JERUSALEM – Nobel Peace Prize winner and Holocaust survivor Elie Wiesel died on Saturday, the Yad Vashem Holocaust Museum in Jerusalem announced. He was 87.
Wiesel, a native of the Hungarian town of Sighet (now Romania) and who was held during the Nazi period at Auschwitz and other extermination camps, was one of the best known Jewish writers and an ardent defender of commemorating the Holocaust through education.
He died Saturday at his home in New York accompanied by his family, according to the Israeli news service Ynet.
Author of 47 books, four of them about the Holocaust that Jews suffered at the hands of the Nazis during World War II (1939-1945), Wiesel dedicated his life to defending human rights and the fight against oppression on all five continents, which won him a Nobel Peace Prize in 1980.
The writer was born to an Ultra-Orthodox Jewish family in Transylvania, and during World War II was held in several Nazi concentration camps, where he lost his parents and his younger sister.
He and his two elder brothers survived and, once freed from the Buchenwald camp, he went to Paris to study at the Sorbonne, after which he worked as a journalist.
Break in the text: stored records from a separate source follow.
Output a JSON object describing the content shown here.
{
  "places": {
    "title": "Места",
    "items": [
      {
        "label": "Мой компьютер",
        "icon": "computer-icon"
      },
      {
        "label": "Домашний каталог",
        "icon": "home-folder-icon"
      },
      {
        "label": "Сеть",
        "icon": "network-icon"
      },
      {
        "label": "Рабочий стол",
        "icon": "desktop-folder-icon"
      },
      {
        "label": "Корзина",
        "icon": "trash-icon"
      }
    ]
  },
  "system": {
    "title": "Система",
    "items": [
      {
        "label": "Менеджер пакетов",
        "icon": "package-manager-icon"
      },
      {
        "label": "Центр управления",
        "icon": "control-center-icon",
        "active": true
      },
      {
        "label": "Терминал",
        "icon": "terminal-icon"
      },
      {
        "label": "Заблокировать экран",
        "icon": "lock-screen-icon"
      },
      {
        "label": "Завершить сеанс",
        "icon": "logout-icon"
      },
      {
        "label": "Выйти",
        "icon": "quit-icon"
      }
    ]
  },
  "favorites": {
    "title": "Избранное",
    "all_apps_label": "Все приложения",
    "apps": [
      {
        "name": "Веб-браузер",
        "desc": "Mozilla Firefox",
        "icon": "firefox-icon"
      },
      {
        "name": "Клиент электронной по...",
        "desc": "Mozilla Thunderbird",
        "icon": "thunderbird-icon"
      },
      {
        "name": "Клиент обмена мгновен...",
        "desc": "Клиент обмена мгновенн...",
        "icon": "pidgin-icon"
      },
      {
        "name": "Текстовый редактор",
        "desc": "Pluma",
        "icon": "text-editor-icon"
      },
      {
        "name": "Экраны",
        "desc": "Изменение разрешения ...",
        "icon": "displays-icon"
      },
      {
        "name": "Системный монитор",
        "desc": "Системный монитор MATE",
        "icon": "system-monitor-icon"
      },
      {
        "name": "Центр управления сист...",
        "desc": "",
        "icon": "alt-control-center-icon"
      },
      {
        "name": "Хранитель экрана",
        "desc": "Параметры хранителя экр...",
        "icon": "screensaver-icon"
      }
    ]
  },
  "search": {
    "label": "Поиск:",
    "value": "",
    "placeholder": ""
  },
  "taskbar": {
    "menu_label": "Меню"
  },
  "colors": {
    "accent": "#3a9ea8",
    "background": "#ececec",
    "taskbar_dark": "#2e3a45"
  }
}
His work in defense of the Jewish people and the state of Israel made him generally honored in that country, which in 2014 considered asking him to take office as head of the Israeli government, which he apparently refused.